Your task
Write out every entry, unchanged. Skip any picture.

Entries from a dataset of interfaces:

▼▼▼

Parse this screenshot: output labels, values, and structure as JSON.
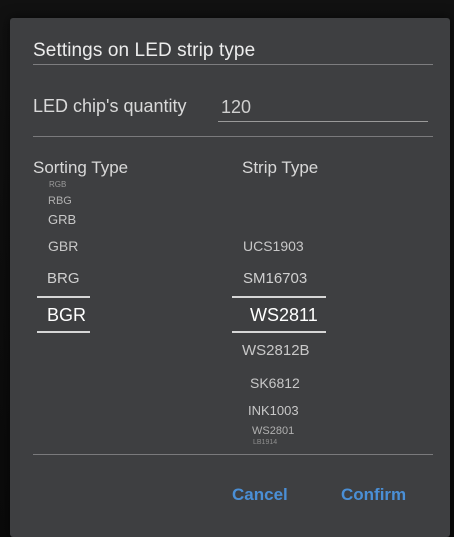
{
  "dialog": {
    "title": "Settings on LED strip type",
    "quantity_label": "LED chip's quantity",
    "quantity_value": "120"
  },
  "sorting": {
    "header": "Sorting Type",
    "items": [
      "RGB",
      "RBG",
      "GRB",
      "GBR",
      "BRG",
      "BGR"
    ],
    "selected": "BGR"
  },
  "strip": {
    "header": "Strip Type",
    "items": [
      "UCS1903",
      "SM16703",
      "WS2811",
      "WS2812B",
      "SK6812",
      "INK1003",
      "WS2801",
      "LB1914"
    ],
    "selected": "WS2811"
  },
  "actions": {
    "cancel": "Cancel",
    "confirm": "Confirm"
  },
  "colors": {
    "dialog_bg": "#3e3f41",
    "accent": "#4a8fd6"
  }
}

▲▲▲

Task result
Parse this screenshot: output labels, values, and structure as JSON.
{
  "dialog": {
    "title": "Settings on LED strip type",
    "quantity_label": "LED chip's quantity",
    "quantity_value": "120"
  },
  "sorting": {
    "header": "Sorting Type",
    "items": [
      "RGB",
      "RBG",
      "GRB",
      "GBR",
      "BRG",
      "BGR"
    ],
    "selected": "BGR"
  },
  "strip": {
    "header": "Strip Type",
    "items": [
      "UCS1903",
      "SM16703",
      "WS2811",
      "WS2812B",
      "SK6812",
      "INK1003",
      "WS2801",
      "LB1914"
    ],
    "selected": "WS2811"
  },
  "actions": {
    "cancel": "Cancel",
    "confirm": "Confirm"
  },
  "colors": {
    "dialog_bg": "#3e3f41",
    "accent": "#4a8fd6"
  }
}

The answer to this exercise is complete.